Overcoming social/cultural practices and beliefs in setting up a community mental health programme in a complex emergency: reflections arising from the work done by TPO in Somalia

Since the collapse of the central government of Somalia in 1991, large parts of the country have been in turmoil. Fighting, poverty, hunger and gender based violence have all contributed to high levels of mental and psychosocial problems. Excessive consumption of khat may also be a major contributor to mental health problems, specifically in men. In Somalia, few services respond to the needs of people with mental health problems. The nongovernmental organisation TPO Uganda used community support structures to increase access to, and delivery of, psychosocial support services, through local implementing partners, and the line ministries.
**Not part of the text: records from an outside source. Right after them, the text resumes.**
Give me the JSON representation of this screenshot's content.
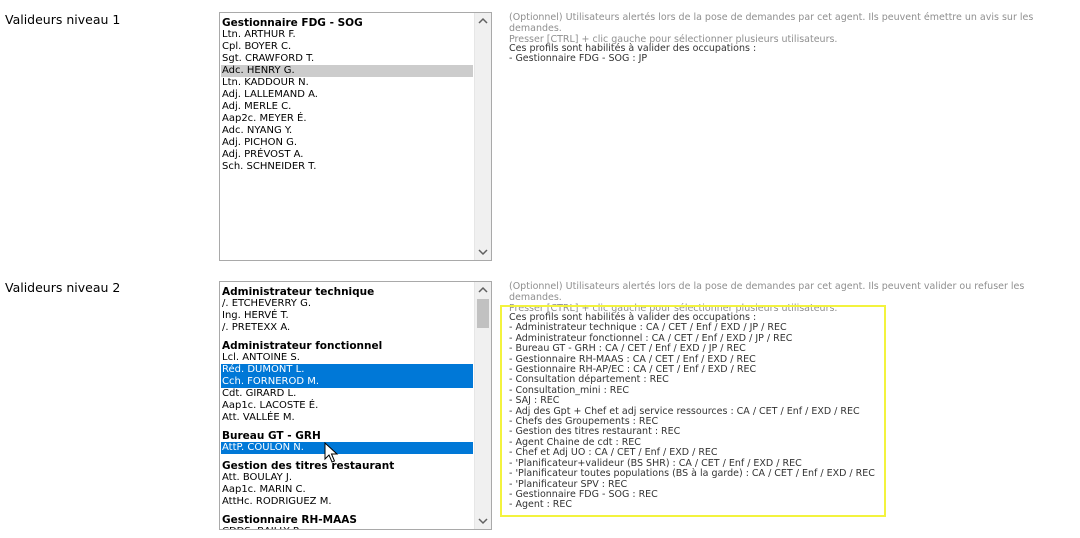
{
  "validators_level1": {
    "label": "Valideurs niveau 1",
    "help_line1": "(Optionnel) Utilisateurs alertés lors de la pose de demandes par cet agent. Ils peuvent émettre un avis sur les demandes.",
    "help_line2": "Presser [CTRL] + clic gauche pour sélectionner plusieurs utilisateurs.",
    "profiles_title": "Ces profils sont habilités à valider des occupations :",
    "profiles": [
      "- Gestionnaire FDG - SOG : JP"
    ],
    "groups": [
      {
        "name": "Gestionnaire FDG - SOG",
        "options": [
          {
            "text": "Ltn. ARTHUR F.",
            "state": "normal"
          },
          {
            "text": "Cpl. BOYER C.",
            "state": "normal"
          },
          {
            "text": "Sgt. CRAWFORD T.",
            "state": "normal"
          },
          {
            "text": "Adc. HENRY G.",
            "state": "highlighted"
          },
          {
            "text": "Ltn. KADDOUR N.",
            "state": "normal"
          },
          {
            "text": "Adj. LALLEMAND A.",
            "state": "normal"
          },
          {
            "text": "Adj. MERLE C.",
            "state": "normal"
          },
          {
            "text": "Aap2c. MEYER É.",
            "state": "normal"
          },
          {
            "text": "Adc. NYANG Y.",
            "state": "normal"
          },
          {
            "text": "Adj. PICHON G.",
            "state": "normal"
          },
          {
            "text": "Adj. PRÉVOST A.",
            "state": "normal"
          },
          {
            "text": "Sch. SCHNEIDER T.",
            "state": "normal"
          }
        ]
      }
    ]
  },
  "validators_level2": {
    "label": "Valideurs niveau 2",
    "help_line1": "(Optionnel) Utilisateurs alertés lors de la pose de demandes par cet agent. Ils peuvent valider ou refuser les demandes.",
    "help_line2": "Presser [CTRL] + clic gauche pour sélectionner plusieurs utilisateurs.",
    "profiles_title": "Ces profils sont habilités à valider des occupations :",
    "profiles": [
      "- Administrateur technique : CA / CET / Enf / EXD / JP / REC",
      "- Administrateur fonctionnel : CA / CET / Enf / EXD / JP / REC",
      "- Bureau GT - GRH : CA / CET / Enf / EXD / JP / REC",
      "- Gestionnaire RH-MAAS : CA / CET / Enf / EXD / REC",
      "- Gestionnaire RH-AP/EC : CA / CET / Enf / EXD / REC",
      "- Consultation département : REC",
      "- Consultation_mini : REC",
      "- SAJ : REC",
      "- Adj des Gpt + Chef et adj service ressources : CA / CET / Enf / EXD / REC",
      "- Chefs des Groupements : REC",
      "- Gestion des titres restaurant : REC",
      "- Agent Chaine de cdt : REC",
      "- Chef et Adj UO : CA / CET / Enf / EXD / REC",
      "- 'Planificateur+valideur (BS SHR) : CA / CET / Enf / EXD / REC",
      "- 'Planificateur toutes populations (BS à la garde) : CA / CET / Enf / EXD / REC",
      "- 'Planificateur SPV : REC",
      "- Gestionnaire FDG - SOG : REC",
      "- Agent : REC"
    ],
    "groups": [
      {
        "name": "Administrateur technique",
        "options": [
          {
            "text": "/. ETCHEVERRY G.",
            "state": "normal"
          },
          {
            "text": "Ing. HERVÉ T.",
            "state": "normal"
          },
          {
            "text": "/. PRETEXX A.",
            "state": "normal"
          }
        ]
      },
      {
        "name": "Administrateur fonctionnel",
        "options": [
          {
            "text": "Lcl. ANTOINE S.",
            "state": "normal"
          },
          {
            "text": "Réd. DUMONT L.",
            "state": "selected"
          },
          {
            "text": "Cch. FORNEROD M.",
            "state": "selected"
          },
          {
            "text": "Cdt. GIRARD L.",
            "state": "normal"
          },
          {
            "text": "Aap1c. LACOSTE É.",
            "state": "normal"
          },
          {
            "text": "Att. VALLÉE M.",
            "state": "normal"
          }
        ]
      },
      {
        "name": "Bureau GT - GRH",
        "options": [
          {
            "text": "AttP. COULON N.",
            "state": "selected"
          }
        ]
      },
      {
        "name": "Gestion des titres restaurant",
        "options": [
          {
            "text": "Att. BOULAY J.",
            "state": "normal"
          },
          {
            "text": "Aap1c. MARIN C.",
            "state": "normal"
          },
          {
            "text": "AttHc. RODRIGUEZ M.",
            "state": "normal"
          }
        ]
      },
      {
        "name": "Gestionnaire RH-MAAS",
        "options": [
          {
            "text": "CDDS. BAILLY P.",
            "state": "normal"
          }
        ]
      }
    ]
  }
}
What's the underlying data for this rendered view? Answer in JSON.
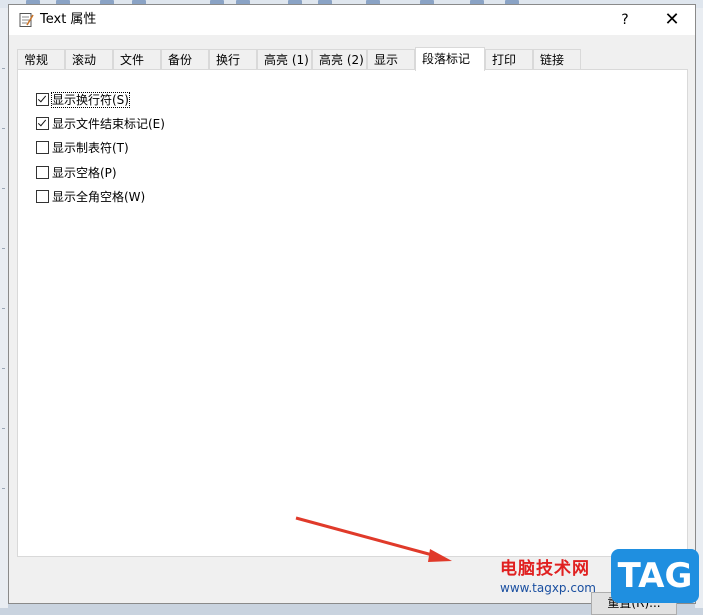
{
  "window": {
    "title": "Text 属性",
    "help_label": "?",
    "close_label": "✕"
  },
  "tabs": [
    {
      "label": "常规",
      "active": false
    },
    {
      "label": "滚动",
      "active": false
    },
    {
      "label": "文件",
      "active": false
    },
    {
      "label": "备份",
      "active": false
    },
    {
      "label": "换行",
      "active": false
    },
    {
      "label": "高亮 (1)",
      "active": false
    },
    {
      "label": "高亮 (2)",
      "active": false
    },
    {
      "label": "显示",
      "active": false
    },
    {
      "label": "段落标记",
      "active": true
    },
    {
      "label": "打印",
      "active": false
    },
    {
      "label": "链接",
      "active": false
    }
  ],
  "options": [
    {
      "label": "显示换行符(S)",
      "checked": true
    },
    {
      "label": "显示文件结束标记(E)",
      "checked": true
    },
    {
      "label": "显示制表符(T)",
      "checked": false
    },
    {
      "label": "显示空格(P)",
      "checked": false
    },
    {
      "label": "显示全角空格(W)",
      "checked": false
    }
  ],
  "reset_button": "重置(R)...",
  "watermark": {
    "site_name": "电脑技术网",
    "url": "www.tagxp.com",
    "logo": "TAG"
  },
  "colors": {
    "arrow": "#e03a2a",
    "logo_bg": "#1f8fe0",
    "watermark_red": "#e02020"
  }
}
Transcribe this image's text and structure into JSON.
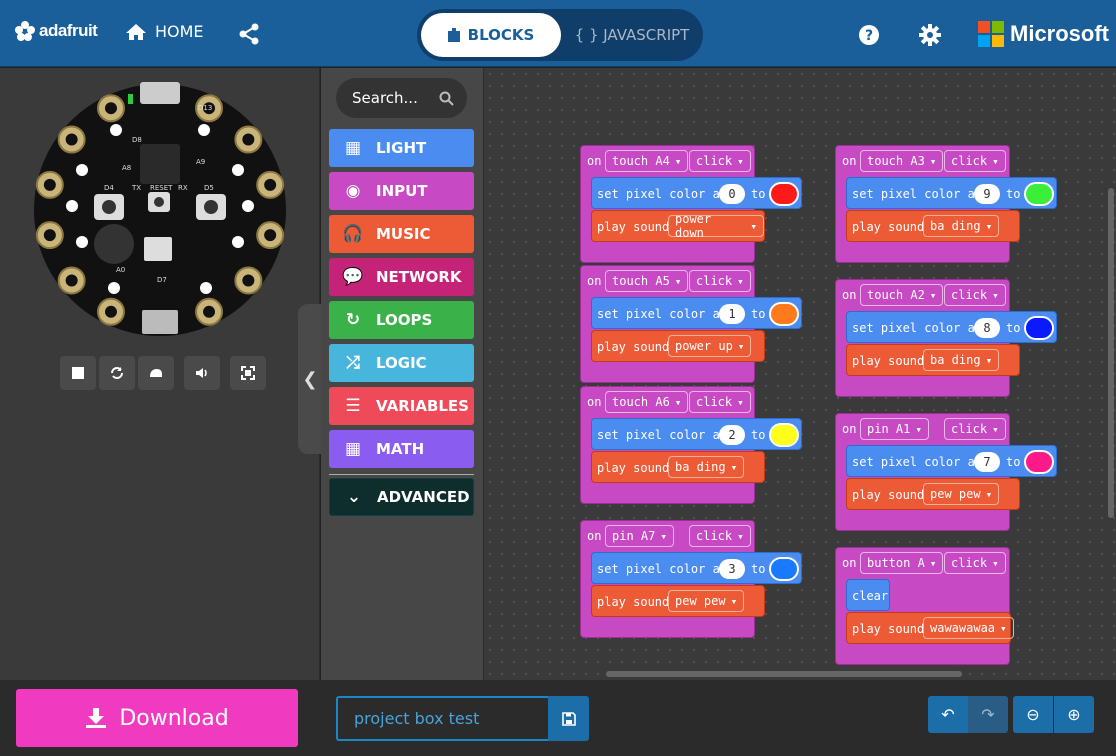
{
  "header": {
    "brand": "adafruit",
    "home_label": "HOME",
    "tabs": {
      "blocks": "BLOCKS",
      "javascript": "{ } JAVASCRIPT"
    },
    "microsoft": "Microsoft"
  },
  "simulator": {
    "controls": [
      "stop-icon",
      "restart-icon",
      "slow-motion-icon",
      "sound-icon",
      "fullscreen-icon"
    ]
  },
  "toolbox": {
    "search_placeholder": "Search...",
    "categories": [
      {
        "label": "LIGHT",
        "color": "#4a8cf0",
        "icon": "grid-icon"
      },
      {
        "label": "INPUT",
        "color": "#c74ac4",
        "icon": "target-icon"
      },
      {
        "label": "MUSIC",
        "color": "#ec5a36",
        "icon": "headphones-icon"
      },
      {
        "label": "NETWORK",
        "color": "#c52378",
        "icon": "chat-icon"
      },
      {
        "label": "LOOPS",
        "color": "#3bb14a",
        "icon": "refresh-icon"
      },
      {
        "label": "LOGIC",
        "color": "#48b5dc",
        "icon": "shuffle-icon"
      },
      {
        "label": "VARIABLES",
        "color": "#ee4a5a",
        "icon": "lines-icon"
      },
      {
        "label": "MATH",
        "color": "#8b5cf0",
        "icon": "calculator-icon"
      }
    ],
    "advanced": "ADVANCED"
  },
  "workspace": {
    "on": "on",
    "set_pixel": "set pixel color at",
    "to": "to",
    "play_sound": "play sound",
    "clear": "clear",
    "blocks": [
      {
        "trigger": "touch A4",
        "event": "click",
        "pixel": "0",
        "color": "#ff1a1a",
        "sound": "power down"
      },
      {
        "trigger": "touch A5",
        "event": "click",
        "pixel": "1",
        "color": "#ff7a1a",
        "sound": "power up"
      },
      {
        "trigger": "touch A6",
        "event": "click",
        "pixel": "2",
        "color": "#ffff1a",
        "sound": "ba ding"
      },
      {
        "trigger": "pin A7",
        "event": "click",
        "pixel": "3",
        "color": "#1a7aff",
        "sound": "pew pew"
      },
      {
        "trigger": "touch A3",
        "event": "click",
        "pixel": "9",
        "color": "#3aee3a",
        "sound": "ba ding"
      },
      {
        "trigger": "touch A2",
        "event": "click",
        "pixel": "8",
        "color": "#0a1aff",
        "sound": "ba ding"
      },
      {
        "trigger": "pin A1",
        "event": "click",
        "pixel": "7",
        "color": "#ff1a8a",
        "sound": "pew pew"
      }
    ],
    "button_block": {
      "trigger": "button A",
      "event": "click",
      "sound": "wawawawaa"
    }
  },
  "bottom": {
    "download_label": "Download",
    "project_name": "project box test"
  },
  "colors": {
    "header": "#1a5e9a",
    "download": "#f03ac0",
    "accent": "#1b87c5"
  }
}
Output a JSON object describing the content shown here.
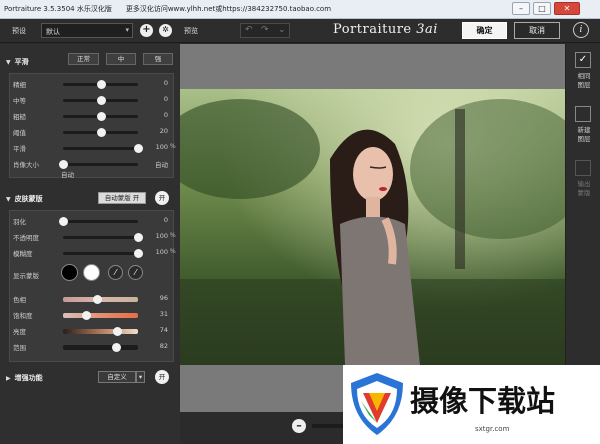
{
  "window": {
    "title": "Portraiture 3.5.3504 水乐汉化版　　更多汉化访问www.ylhh.net或https://384232750.taobao.com",
    "min": "–",
    "max": "□",
    "close": "✕"
  },
  "toolbar": {
    "preset_label": "预设",
    "preset_value": "默认",
    "preview_label": "预览",
    "undo": "↶",
    "redo": "↷",
    "history": "⌄",
    "app_name": "Portraiture",
    "app_ver": "3ai",
    "ok": "确定",
    "cancel": "取消",
    "info": "i"
  },
  "smoothing": {
    "title": "平滑",
    "modes": [
      "正常",
      "中",
      "强"
    ],
    "sliders": [
      {
        "label": "精细",
        "value": "0",
        "unit": "",
        "pos": 0.5
      },
      {
        "label": "中等",
        "value": "0",
        "unit": "",
        "pos": 0.5
      },
      {
        "label": "粗糙",
        "value": "0",
        "unit": "",
        "pos": 0.5
      },
      {
        "label": "阈值",
        "value": "20",
        "unit": "",
        "pos": 0.5
      },
      {
        "label": "平滑",
        "value": "100",
        "unit": "%",
        "pos": 1.0
      },
      {
        "label": "肖像大小",
        "value": "自动",
        "unit": "",
        "pos": 0.0
      }
    ],
    "auto_label": "自动"
  },
  "skin": {
    "title": "皮肤蒙版",
    "auto_mask": "自动蒙版 开",
    "toggle": "开",
    "sliders": [
      {
        "label": "羽化",
        "value": "0",
        "unit": "",
        "pos": 0.0
      },
      {
        "label": "不透明度",
        "value": "100",
        "unit": "%",
        "pos": 1.0
      },
      {
        "label": "模糊度",
        "value": "100",
        "unit": "%",
        "pos": 1.0
      }
    ],
    "show_mask": "显示蒙版",
    "colors": [
      {
        "label": "色相",
        "value": "96",
        "pos": 0.45,
        "grad": "linear-gradient(90deg,#c9999a,#d9b5a9,#c8b59a)"
      },
      {
        "label": "饱和度",
        "value": "31",
        "pos": 0.3,
        "grad": "linear-gradient(90deg,#d8c2bd,#e38f73,#e76e42)"
      },
      {
        "label": "亮度",
        "value": "74",
        "pos": 0.72,
        "grad": "linear-gradient(90deg,#2a1f1a,#b07a5a,#f3ddc8)"
      },
      {
        "label": "范围",
        "value": "82",
        "pos": 0.7,
        "grad": "#1c1c1c"
      }
    ]
  },
  "enhance": {
    "title": "增强功能",
    "select": "自定义",
    "toggle": "开"
  },
  "right": {
    "items": [
      {
        "label": "相同\n图层",
        "check": "✓"
      },
      {
        "label": "新建\n图层",
        "check": ""
      },
      {
        "label": "输出\n蒙版",
        "check": ""
      }
    ]
  },
  "zoom": {
    "minus": "–"
  },
  "watermark": {
    "text": "摄像下载站",
    "url": "sxtgr.com"
  }
}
This paper describes the steps to create a capacity building programme in an unstable and fragile context, with the aim of mainstreaming psychosocial support in public services.

Onyango Mangen, Patrick; Kinyera, Richard; Edward, Taban